“We all love it — we’re amazed,” said American Legion Rider Scott Kallberg, who is on the committee to help raise funds for the project.

On the front of the 28,000-pound boulder, Sorensen painted area native Chief Warrant Officer Corey Goodnature, who was killed in 2005 when his company’s MH-47 Chinook helicopter was shot down in Afghanistan while attempting to rescue missing Navy SEALS. Next to Goodnature on the rock is the crest for the Night Stalkers, which he was a part of, and a Battlefield Cross, also known as a Soldier’s Cross, which is a memorial marker for a soldier who has been killed — made up of a soldier’s rifle stuck into the ground or the soldier’s boots, with the helmet on top.

Above Goodnature on the rock is a helicopter similar to the one he would have been in — even down to the number on the aircraft.

“That foundation has done so much for this town,” Kallberg said. “He would be so proud with what they’ve done with his legacy.”

The second scene features American Legion Riders and a Purple Heart medal, which recognizes the work done not only to make the Freedom Rock possible but also to make Freeborn County the state’s first Purple Heart county.

The third flat side features the six Levisen brothers of Freeborn County, who all served in the military and five of whom were called to serve in World War II and who returned back home. Kallberg said it was a unique story that did not happen often.

The Freedom Rock at the end of this week will have a protectant put on the rock, and after that has cured, the tent that has been in place as Sorensen painted will be removed so the public can view it.

An official ceremony will likely be held in the spring once sidewalks to the rock are in place, as well as some form of gazebo or cover to protect it from the elements.

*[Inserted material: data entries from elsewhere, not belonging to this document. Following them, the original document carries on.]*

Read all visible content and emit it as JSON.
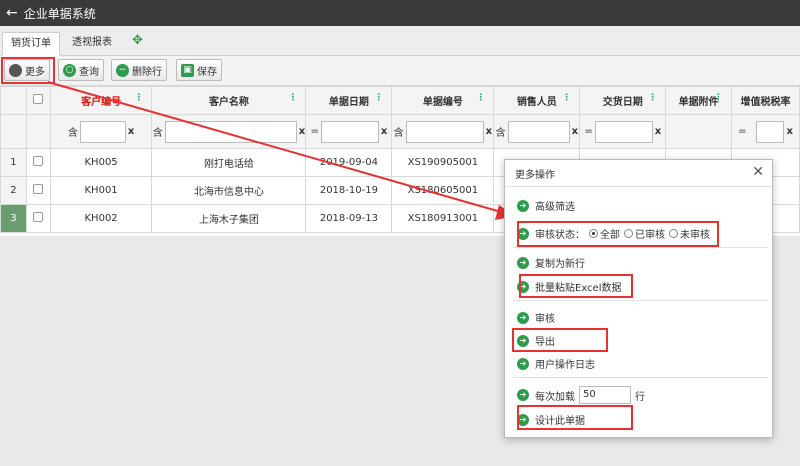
{
  "app": {
    "title": "企业单据系统",
    "back_icon": "arrow-left-icon"
  },
  "tabs": [
    "销货订单",
    "透视报表"
  ],
  "toolbar": {
    "more": "更多",
    "query": "查询",
    "delete_row": "删除行",
    "save": "保存"
  },
  "grid": {
    "headers": [
      "客户编号",
      "客户名称",
      "单据日期",
      "单据编号",
      "销售人员",
      "交货日期",
      "单据附件",
      "增值税税率"
    ],
    "filter_ops": [
      "含",
      "含",
      "=",
      "含",
      "含",
      "=",
      "",
      "="
    ],
    "rows": [
      {
        "num": "1",
        "cust_no": "KH005",
        "cust_name": "刚打电话给",
        "date": "2019-09-04",
        "doc_no": "XS190905001"
      },
      {
        "num": "2",
        "cust_no": "KH001",
        "cust_name": "北海市信息中心",
        "date": "2018-10-19",
        "doc_no": "XS180605001"
      },
      {
        "num": "3",
        "cust_no": "KH002",
        "cust_name": "上海木子集团",
        "date": "2018-09-13",
        "doc_no": "XS180913001"
      }
    ]
  },
  "dialog": {
    "title": "更多操作",
    "advanced_filter": "高级筛选",
    "audit_status_label": "审核状态：",
    "audit_options": [
      "全部",
      "已审核",
      "未审核"
    ],
    "audit_selected": "全部",
    "copy_new_row": "复制为新行",
    "batch_paste": "批量粘贴Excel数据",
    "audit": "审核",
    "export": "导出",
    "user_log": "用户操作日志",
    "load_label": "每次加载",
    "load_value": "50",
    "load_unit": "行",
    "design": "设计此单据"
  },
  "colors": {
    "annotation": "#e53333",
    "accent": "#2e9c4c",
    "titlebar": "#3a3a3a"
  }
}
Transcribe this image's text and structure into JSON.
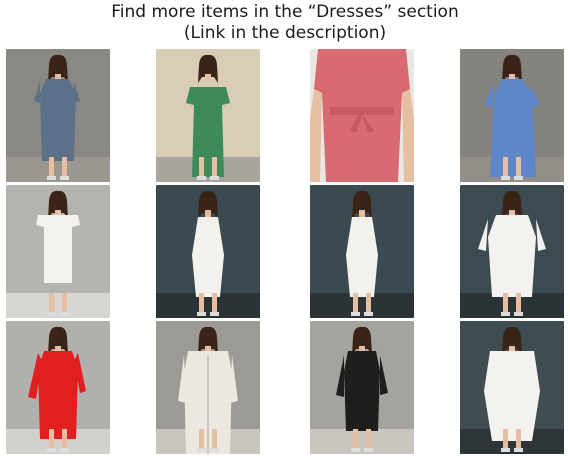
{
  "header": {
    "line1": "Find more items in the “Dresses” section",
    "line2": "(Link in the description)"
  },
  "grid": [
    {
      "id": "p1",
      "dress": "#5b7089",
      "bg": "#8a8884",
      "floor": "#9a9690",
      "style": "shift"
    },
    {
      "id": "p2",
      "dress": "#3f8a5a",
      "bg": "#d9cdb6",
      "floor": "#a9a59c",
      "style": "offshoulder"
    },
    {
      "id": "p3",
      "dress": "#d86a72",
      "bg": "#e9e7e4",
      "floor": "#e9e7e4",
      "style": "closeup"
    },
    {
      "id": "p4",
      "dress": "#5f86c8",
      "bg": "#85837e",
      "floor": "#938f88",
      "style": "long"
    },
    {
      "id": "p5",
      "dress": "#f4f2ee",
      "bg": "#b4b3af",
      "floor": "#d8d6d2",
      "style": "ruffle"
    },
    {
      "id": "p6",
      "dress": "#f2f1ec",
      "bg": "#3a4a50",
      "floor": "#2b3337",
      "style": "slip"
    },
    {
      "id": "p7",
      "dress": "#f2f1ec",
      "bg": "#3a4a50",
      "floor": "#2b3337",
      "style": "slip"
    },
    {
      "id": "p8",
      "dress": "#f3f2ee",
      "bg": "#3c4b51",
      "floor": "#2b3337",
      "style": "loose"
    },
    {
      "id": "p9",
      "dress": "#e11f1f",
      "bg": "#b1b0ac",
      "floor": "#d3d1cd",
      "style": "red"
    },
    {
      "id": "p10",
      "dress": "#ece8df",
      "bg": "#9c9a95",
      "floor": "#c8c5bf",
      "style": "coat"
    },
    {
      "id": "p11",
      "dress": "#1e1e1e",
      "bg": "#a5a39f",
      "floor": "#c9c6c0",
      "style": "black"
    },
    {
      "id": "p12",
      "dress": "#f3f2ee",
      "bg": "#3f4d53",
      "floor": "#2d3539",
      "style": "cape"
    }
  ]
}
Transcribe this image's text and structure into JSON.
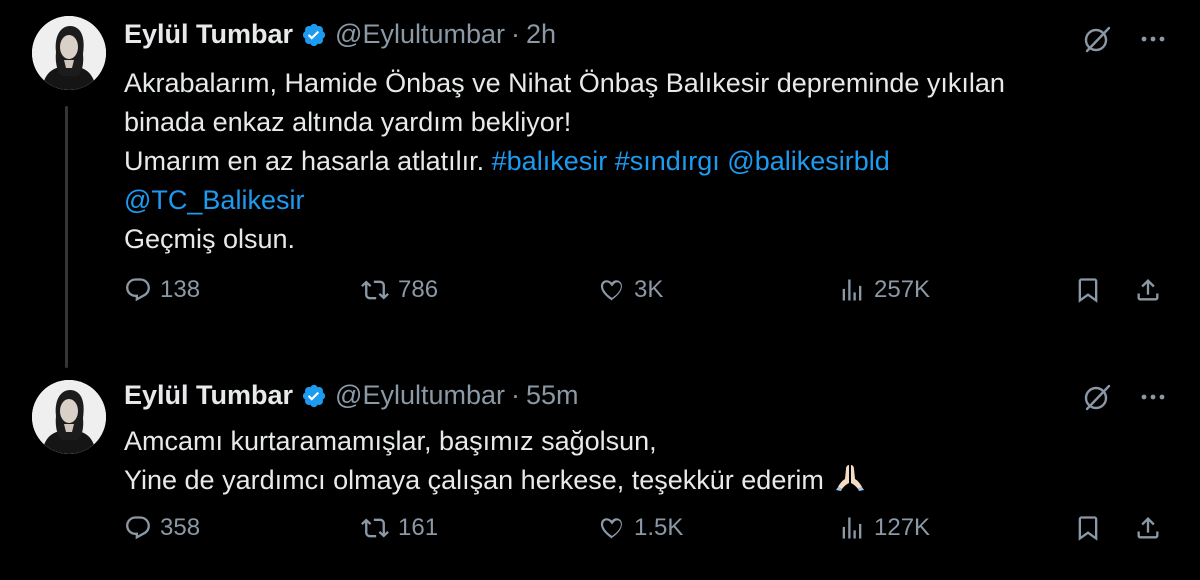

“We’ve had so many wonderful people in this community who’ve helped us,” Kallberg said.

Sponsors and others who have played a part in the project will be recognized through a QR Code placed at the site in the spring. People can scan the code and also learn more about the different stories featured on the rock.

Sorensen started Freedom Rocks in Iowa with a 12-foot-tall boulder near the small town of Menlo, Iowa. In 1999, Sorensen painted a “thank you” to veterans on the boulder and has continued to honor veterans by donating his time for new murals on this boulder every May for Memorial Day, drawing in people each year to see what he has created. To expand this message further, Sorensen felt compelled to do more and set out in hopes of every county in Iowa having a Freedom Rock of their own. He has achieved this goal and has since painted others in other states.

He is in his 25th year of painting the murals.